Only the lines with the string "title" are needed; return each of them from the entries below.

Records from a collection:
● ● ● ●
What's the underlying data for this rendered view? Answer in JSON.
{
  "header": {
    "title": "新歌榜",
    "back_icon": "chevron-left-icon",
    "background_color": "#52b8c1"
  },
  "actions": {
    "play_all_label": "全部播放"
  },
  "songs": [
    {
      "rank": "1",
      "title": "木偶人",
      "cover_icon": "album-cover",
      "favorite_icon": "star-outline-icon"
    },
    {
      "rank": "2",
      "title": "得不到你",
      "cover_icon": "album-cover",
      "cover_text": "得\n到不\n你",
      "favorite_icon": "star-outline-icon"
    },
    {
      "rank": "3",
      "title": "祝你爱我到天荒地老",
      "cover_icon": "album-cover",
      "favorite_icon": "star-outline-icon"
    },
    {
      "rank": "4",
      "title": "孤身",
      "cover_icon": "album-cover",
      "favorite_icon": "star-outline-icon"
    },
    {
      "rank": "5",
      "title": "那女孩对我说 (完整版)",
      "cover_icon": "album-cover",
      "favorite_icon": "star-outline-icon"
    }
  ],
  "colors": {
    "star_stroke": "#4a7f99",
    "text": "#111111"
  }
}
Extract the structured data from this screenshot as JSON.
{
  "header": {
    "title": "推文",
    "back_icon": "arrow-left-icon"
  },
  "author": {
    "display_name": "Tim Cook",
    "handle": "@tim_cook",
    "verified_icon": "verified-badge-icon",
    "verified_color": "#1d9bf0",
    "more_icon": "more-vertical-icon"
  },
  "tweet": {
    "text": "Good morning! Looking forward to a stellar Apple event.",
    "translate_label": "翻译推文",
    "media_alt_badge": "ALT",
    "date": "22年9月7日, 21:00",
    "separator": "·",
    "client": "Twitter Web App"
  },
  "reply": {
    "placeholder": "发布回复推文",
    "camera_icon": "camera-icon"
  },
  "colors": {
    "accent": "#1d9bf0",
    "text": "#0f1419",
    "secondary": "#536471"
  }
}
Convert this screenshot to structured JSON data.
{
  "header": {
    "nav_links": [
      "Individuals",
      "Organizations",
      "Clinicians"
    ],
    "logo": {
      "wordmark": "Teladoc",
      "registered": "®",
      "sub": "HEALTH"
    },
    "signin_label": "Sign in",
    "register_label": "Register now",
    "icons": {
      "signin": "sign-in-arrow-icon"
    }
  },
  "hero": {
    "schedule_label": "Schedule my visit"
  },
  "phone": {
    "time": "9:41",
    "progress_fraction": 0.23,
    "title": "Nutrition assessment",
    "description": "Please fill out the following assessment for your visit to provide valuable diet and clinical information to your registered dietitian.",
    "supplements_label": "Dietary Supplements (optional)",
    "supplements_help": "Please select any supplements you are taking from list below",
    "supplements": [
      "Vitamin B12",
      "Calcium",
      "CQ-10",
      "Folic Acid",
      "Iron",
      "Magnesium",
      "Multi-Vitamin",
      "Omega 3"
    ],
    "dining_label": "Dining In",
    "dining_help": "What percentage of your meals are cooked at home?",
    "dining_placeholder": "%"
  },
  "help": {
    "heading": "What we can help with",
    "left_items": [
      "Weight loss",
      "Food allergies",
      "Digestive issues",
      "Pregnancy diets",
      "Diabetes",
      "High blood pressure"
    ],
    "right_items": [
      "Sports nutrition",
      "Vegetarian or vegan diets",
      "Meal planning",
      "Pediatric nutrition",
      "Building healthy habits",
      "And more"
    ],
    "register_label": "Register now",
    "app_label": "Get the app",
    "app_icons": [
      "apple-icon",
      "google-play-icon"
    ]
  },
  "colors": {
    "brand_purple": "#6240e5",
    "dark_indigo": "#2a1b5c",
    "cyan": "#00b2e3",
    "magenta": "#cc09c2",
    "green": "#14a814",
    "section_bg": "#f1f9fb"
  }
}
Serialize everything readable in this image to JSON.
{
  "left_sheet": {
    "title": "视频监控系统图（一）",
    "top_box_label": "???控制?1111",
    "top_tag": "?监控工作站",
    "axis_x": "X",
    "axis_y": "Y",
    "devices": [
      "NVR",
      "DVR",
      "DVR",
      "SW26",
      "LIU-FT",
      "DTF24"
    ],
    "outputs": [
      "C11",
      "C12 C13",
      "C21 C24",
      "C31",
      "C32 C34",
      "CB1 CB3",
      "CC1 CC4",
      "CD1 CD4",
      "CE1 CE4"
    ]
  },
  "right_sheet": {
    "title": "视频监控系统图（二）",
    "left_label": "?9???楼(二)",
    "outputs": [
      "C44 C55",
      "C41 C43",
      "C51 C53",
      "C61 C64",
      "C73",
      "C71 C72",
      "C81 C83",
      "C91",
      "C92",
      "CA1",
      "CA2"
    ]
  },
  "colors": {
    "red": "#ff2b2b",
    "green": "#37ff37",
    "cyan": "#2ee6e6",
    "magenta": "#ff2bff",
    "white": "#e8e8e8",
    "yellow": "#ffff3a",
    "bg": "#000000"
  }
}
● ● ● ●
## Response
    "title": "新歌榜",
      "title": "木偶人",
      "title": "得不到你",
      "title": "祝你爱我到天荒地老",
      "title": "孤身",
      "title": "那女孩对我说 (完整版)",
    "title": "推文",
    "title": "Nutrition assessment",
    "title": "视频监控系统图（一）",
    "title": "视频监控系统图（二）",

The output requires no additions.